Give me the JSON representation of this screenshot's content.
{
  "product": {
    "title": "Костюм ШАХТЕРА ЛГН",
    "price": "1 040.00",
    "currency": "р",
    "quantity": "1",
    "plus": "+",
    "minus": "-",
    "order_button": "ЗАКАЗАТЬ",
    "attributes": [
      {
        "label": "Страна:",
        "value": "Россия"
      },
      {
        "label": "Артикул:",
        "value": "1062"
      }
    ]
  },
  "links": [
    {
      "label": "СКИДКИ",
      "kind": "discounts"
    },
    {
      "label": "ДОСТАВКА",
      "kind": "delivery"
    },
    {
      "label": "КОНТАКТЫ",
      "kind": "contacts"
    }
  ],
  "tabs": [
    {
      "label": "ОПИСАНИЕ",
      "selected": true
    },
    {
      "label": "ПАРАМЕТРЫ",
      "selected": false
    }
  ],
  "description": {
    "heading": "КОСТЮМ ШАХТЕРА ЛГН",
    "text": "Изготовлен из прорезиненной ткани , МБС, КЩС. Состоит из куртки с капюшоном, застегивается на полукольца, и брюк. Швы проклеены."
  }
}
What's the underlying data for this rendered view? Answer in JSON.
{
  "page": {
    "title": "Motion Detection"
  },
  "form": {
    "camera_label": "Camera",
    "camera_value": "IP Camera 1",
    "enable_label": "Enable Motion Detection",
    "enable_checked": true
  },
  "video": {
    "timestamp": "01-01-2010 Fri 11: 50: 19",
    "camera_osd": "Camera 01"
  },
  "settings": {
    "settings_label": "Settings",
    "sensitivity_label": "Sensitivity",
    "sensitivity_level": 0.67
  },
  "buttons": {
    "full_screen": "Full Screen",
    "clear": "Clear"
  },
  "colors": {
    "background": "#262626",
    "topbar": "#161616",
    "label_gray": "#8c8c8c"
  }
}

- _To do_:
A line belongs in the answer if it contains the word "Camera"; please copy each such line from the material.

- _Answer section_:
    "camera_label": "Camera",
    "camera_value": "IP Camera 1",
    "camera_osd": "Camera 01"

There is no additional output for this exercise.